The Thunder downplayed the kick as a galvanizing moment, though there's no question the Warriors crumbled following it. The Thunder played with pace and intensity, and the Warriors couldn't keep up.
"When you get to this point of the season, you've got to be a smart team," Durant said of the Thunder's response to the kick. "We can't let anything distract us. That's always been like a mantra. Just got to not worry, not try to let anything distract us."
Durant called it keeping "the foot on the gas," which is one way to put what the Thunder did. They completely ran over a team that won 73 games. Coming off the Warriors' 27-point win in Game 2, there was plenty of thinking they had re-established themselves in the series, and the Thunder were going to have to swim upstream. With three days off to adjust, Donovan dialed up areas of improvement and adjustment. He altered his substitution pattern, going with Dion Waiters for Adams with his first sub for an early look of small ball.
Per ESPN Stats & Information research, Donovan played Serge Ibaka at center just 5 percent of the team's possessions in Games 1 and 2. In Game 3, it was 39 percent. The Thunder outscored the Warriors in Game 3 by 34 and shot 71.4 percent when they went small with Ibaka as the lone big man. The Warriors shot just 33.3 percent against those lineups.
The general line of thinking coming into the series was strength against strength, big versus small. Which identity would win out? Nobody outsmarts the Warriors at small ball. Against the Spurs, the Thunder leaned on their twin-tower look with Enes Kanter and Adams to swing that series. But against the Warriors, Donovan took advantage of the wealth of pieces general manager Sam Presti has put at his disposal. That was always the design from Presti. To navigate the Western Conference, you can't just play one way. There has to be a versatility to the roster, one that can bend different ways in different series.
"I just think because of our roster and the flexibility on it, and the guys and how invested they are, different series bring out different situations," Donovan said. "Obviously we had a run there with Enes and Steven against San Antonio, and we still like that lineup. We still want to utilize that lineup. But also I felt like [Stephen] Curry and Klay Thompson on the court and then Klay coming off, for us defensively, it may have been a little more in terms of us being able to guard. It create a little but more spacing for us on offense."
Now it's the Warriors' turn to react. This is uncommon ground. "This season and last season, we haven’t lost wire to wire like this, where they absolutely kicked our ass," Andrew Bogut said.
The Thunder are a different team in their building, and they have the opportunity on Tuesday to really seize control.
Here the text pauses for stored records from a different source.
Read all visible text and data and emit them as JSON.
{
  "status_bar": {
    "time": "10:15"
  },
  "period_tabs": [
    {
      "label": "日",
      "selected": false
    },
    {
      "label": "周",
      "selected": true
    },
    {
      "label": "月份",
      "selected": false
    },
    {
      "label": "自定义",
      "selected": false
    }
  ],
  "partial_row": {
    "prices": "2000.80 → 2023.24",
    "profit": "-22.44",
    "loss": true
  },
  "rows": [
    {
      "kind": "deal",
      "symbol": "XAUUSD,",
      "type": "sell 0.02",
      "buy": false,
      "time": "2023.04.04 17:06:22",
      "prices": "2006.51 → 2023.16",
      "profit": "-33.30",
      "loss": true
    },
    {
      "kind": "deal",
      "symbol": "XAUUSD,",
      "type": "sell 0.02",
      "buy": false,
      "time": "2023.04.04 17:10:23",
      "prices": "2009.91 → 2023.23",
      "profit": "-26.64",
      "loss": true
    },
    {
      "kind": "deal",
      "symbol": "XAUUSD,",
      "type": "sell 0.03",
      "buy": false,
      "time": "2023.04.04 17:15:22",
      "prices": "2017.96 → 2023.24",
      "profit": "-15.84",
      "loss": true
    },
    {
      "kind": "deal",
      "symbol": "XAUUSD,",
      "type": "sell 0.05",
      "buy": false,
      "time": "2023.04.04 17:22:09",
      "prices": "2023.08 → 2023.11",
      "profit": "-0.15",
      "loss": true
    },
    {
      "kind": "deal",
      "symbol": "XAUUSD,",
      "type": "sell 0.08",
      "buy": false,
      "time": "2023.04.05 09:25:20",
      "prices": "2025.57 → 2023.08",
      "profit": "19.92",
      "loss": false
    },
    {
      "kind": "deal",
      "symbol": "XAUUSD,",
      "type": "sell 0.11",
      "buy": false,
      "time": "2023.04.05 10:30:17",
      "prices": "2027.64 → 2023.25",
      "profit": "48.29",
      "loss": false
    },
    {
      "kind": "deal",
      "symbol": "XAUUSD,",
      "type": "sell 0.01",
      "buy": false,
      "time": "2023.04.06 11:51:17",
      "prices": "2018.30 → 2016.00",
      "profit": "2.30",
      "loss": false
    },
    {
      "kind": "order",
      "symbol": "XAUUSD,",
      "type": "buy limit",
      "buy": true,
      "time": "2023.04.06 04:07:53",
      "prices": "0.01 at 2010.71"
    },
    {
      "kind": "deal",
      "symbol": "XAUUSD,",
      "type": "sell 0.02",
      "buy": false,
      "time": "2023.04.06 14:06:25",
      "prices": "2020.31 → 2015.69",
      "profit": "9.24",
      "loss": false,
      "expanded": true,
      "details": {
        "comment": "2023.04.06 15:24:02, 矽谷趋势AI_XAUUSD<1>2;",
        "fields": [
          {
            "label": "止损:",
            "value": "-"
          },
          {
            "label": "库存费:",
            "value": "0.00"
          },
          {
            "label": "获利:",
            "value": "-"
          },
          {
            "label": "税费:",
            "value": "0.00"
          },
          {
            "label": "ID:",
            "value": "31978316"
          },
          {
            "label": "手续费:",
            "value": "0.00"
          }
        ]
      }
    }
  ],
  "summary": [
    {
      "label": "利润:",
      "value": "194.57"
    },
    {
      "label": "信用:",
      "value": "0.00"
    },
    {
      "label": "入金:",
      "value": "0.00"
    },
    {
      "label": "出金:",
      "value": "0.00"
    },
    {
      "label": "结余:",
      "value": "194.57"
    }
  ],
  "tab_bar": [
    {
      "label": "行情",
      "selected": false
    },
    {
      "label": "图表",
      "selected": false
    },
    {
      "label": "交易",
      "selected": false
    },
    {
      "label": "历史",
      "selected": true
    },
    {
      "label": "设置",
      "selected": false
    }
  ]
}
Momentum in the postseason can be overstated, but they have something working. They left Oakland mad at getting only a split; they wanted to win both games. They believe they have the pieces to stun the Warriors. And with Donovan pushing the right buttons, and his players are making him look smart for doing it, there's good reason for it.